Europe – The History of the Danube

I’m not entirely sure what it is that makes me want to take a cruise along the Danube but I think it has something to do with the amount of history those waters have seen.  Vienna, Budapest and Bratislava are all cities I’ve seen and really enjoyed but it’s downriver—Croatia, Serbia, Romania and Bulgaria—that attracts my attention.  Of all the ideas listed here this is certainly the most expensive but it also represents the crossroads of Western Civilization.

Asia – A Thai SCUBA Live-aboard

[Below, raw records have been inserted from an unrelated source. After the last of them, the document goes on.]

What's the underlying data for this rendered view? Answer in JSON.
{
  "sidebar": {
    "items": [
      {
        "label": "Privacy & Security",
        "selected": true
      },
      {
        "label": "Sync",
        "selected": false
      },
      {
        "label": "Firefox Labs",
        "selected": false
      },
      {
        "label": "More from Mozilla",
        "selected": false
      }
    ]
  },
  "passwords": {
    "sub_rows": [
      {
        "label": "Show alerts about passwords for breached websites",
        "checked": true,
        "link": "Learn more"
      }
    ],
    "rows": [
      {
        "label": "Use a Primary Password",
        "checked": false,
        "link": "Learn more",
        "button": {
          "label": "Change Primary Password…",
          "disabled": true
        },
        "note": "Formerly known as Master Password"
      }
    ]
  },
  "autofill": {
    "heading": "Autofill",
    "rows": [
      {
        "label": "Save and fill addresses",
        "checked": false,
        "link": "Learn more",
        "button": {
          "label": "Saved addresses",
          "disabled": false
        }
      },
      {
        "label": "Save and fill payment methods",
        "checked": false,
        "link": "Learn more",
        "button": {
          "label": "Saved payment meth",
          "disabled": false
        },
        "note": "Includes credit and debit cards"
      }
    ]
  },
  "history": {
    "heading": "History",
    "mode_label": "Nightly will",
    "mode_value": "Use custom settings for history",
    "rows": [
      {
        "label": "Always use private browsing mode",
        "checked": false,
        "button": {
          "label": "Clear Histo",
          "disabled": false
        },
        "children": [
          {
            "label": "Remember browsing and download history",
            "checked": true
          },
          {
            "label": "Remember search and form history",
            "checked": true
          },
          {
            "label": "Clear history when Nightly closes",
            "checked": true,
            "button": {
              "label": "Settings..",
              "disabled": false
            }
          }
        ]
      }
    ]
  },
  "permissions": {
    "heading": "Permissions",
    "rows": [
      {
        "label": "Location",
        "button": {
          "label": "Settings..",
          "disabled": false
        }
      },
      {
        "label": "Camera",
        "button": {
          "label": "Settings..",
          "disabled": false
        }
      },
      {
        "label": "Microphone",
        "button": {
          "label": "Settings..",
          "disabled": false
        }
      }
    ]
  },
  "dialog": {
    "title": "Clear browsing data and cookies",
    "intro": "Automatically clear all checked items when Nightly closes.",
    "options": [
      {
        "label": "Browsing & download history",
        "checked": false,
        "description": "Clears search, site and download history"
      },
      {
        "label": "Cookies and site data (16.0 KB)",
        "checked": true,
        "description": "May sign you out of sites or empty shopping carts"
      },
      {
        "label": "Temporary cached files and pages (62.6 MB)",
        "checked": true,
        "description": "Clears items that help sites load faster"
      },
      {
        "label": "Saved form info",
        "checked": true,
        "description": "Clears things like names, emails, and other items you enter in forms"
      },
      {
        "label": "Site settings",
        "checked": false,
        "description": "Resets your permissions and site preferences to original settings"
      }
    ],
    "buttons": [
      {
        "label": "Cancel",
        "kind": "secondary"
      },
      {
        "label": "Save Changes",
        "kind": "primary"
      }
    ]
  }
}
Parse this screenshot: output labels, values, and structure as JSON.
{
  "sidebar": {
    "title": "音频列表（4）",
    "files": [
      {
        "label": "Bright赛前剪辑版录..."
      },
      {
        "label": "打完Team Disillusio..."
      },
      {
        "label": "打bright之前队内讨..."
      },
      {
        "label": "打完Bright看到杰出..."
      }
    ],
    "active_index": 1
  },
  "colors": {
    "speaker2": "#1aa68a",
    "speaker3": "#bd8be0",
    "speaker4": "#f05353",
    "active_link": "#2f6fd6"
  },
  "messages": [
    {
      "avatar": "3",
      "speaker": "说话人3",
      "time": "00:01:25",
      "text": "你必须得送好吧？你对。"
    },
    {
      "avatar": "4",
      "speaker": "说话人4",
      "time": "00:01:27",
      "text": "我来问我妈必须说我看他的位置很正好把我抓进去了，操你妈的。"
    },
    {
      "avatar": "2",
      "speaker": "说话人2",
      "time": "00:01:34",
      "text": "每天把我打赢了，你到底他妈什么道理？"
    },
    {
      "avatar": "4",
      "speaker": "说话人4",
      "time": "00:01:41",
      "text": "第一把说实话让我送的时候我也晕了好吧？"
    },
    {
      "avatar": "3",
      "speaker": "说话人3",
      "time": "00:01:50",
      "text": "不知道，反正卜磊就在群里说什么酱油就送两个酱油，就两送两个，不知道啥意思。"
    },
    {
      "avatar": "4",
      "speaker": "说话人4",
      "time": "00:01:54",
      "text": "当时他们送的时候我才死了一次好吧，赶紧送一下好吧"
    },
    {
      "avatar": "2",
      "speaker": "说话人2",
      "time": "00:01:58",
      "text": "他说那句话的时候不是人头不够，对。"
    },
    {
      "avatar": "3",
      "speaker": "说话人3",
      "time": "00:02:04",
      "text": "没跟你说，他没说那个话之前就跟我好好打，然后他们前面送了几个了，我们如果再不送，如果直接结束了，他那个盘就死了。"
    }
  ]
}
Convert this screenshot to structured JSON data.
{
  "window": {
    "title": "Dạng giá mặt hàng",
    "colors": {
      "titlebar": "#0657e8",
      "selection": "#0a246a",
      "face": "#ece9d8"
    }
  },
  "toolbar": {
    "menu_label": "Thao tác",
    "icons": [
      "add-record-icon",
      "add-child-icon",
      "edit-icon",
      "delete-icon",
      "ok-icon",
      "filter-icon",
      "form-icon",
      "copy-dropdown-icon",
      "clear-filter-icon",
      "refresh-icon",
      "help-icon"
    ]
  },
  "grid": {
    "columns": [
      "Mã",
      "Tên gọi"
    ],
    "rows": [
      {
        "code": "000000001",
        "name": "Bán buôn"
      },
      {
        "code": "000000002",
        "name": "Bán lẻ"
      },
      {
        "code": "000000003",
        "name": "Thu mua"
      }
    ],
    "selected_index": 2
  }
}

The problem with Asian rivers is that many are simply too dirty to enjoy.  Instead, I’d suggest doing a bit of Island hopping off the coasts of Thailand and Malaysia.  This is some of the best SCUBA diving in the world and the mainland has plenty of low priced creature comforts anytime you want to come ashore.

Thanks to BTerryCompton for use of the Alaska image via a Creative Commons License

adventure travel


Switching Between Lives – Traveler vs. Normal?

When you travel or live abroad you do things that you wouldn’t normally do at home. You enjoy a beer on the Nile.  You talk to people you’ve never met, maybe people from a place you’ve never heard of.  You soak up every experience, because that is what you are there to do, you are there to soak up the world.

Source of the Nile_Uganda

“You ate what?” your friends at home remark.

“You slept where? You did THAT?”

Confidently you respond in the affirmative, “Yes, I did THAT. We were traveling, that was just the thing to do.”

While traveling you don’t envy those left at home.  You look at their routine with a bit of disdain.  It might be ok for your friends and family, but routine, well it will never be ok for an explorer like you.  You will never settle/fall into a routine/become shackled by normalcy.

And one day it happens.  You open your laptop and you realize, you have a routine.  You have settled into a daily routine of blogging, checking your email, checking your Facebook and then hitting the town to explore a bit.  Map and guidebook in hand you plot out your day or your week or if you are really organized, your next two weeks.  You set up a routine.


Now that I have a routine I have to wonder whether routine is actually bad.  Is knowing where you are going or what you are doing a bad thing?  I’m an adventurer at heart, but I recognize that I also crave normalcy.  I love knowing within reason what is coming up next.  Sure I love surprises and I roll with the punches when things come up, but I do love feeling like my life has a direction.  It gives me some sort of sense of purpose in my life.  Now that I’m living a less nomadic life, I’m surprised at how happy routine makes me.  Call it a revelation if you will, something about myself that I would have never known had I not traveled, but not something that I recognized on the road.

I thought switching between my traveler life and a less nomadic life would be harder than it was.  Don’t get me wrong, it was very difficult, but it was a lot easier than I expected.  Perhaps it is because I was craving that which I was pushing away so much, perhaps it is because I was craving a routine, or just this adorable puppy.


People ask us all the time if we’d do another RTW.  Our responses have changed depending on the day, the moment and what is going on.  Each time we speak with other travelers, especially those living a nomadic lifestyle I think that the conversation is going to be hard, that it is going to make me want to be nomadic again – but it almost never does.  I find that I don’t envy those that are living out of a backpack or from flight to flight.  I don’t think about exploring a region for a year or going out to travel without a plan.  Instead I think about taking a few weeks off to intimately explore one region in particular or to achieve one goal in particular (usually an epic hike or a mountain!).

Maybe it’s not a switch between lives that takes a person from the life of a travel to something more normal.  Maybe it is a switching between phases of life.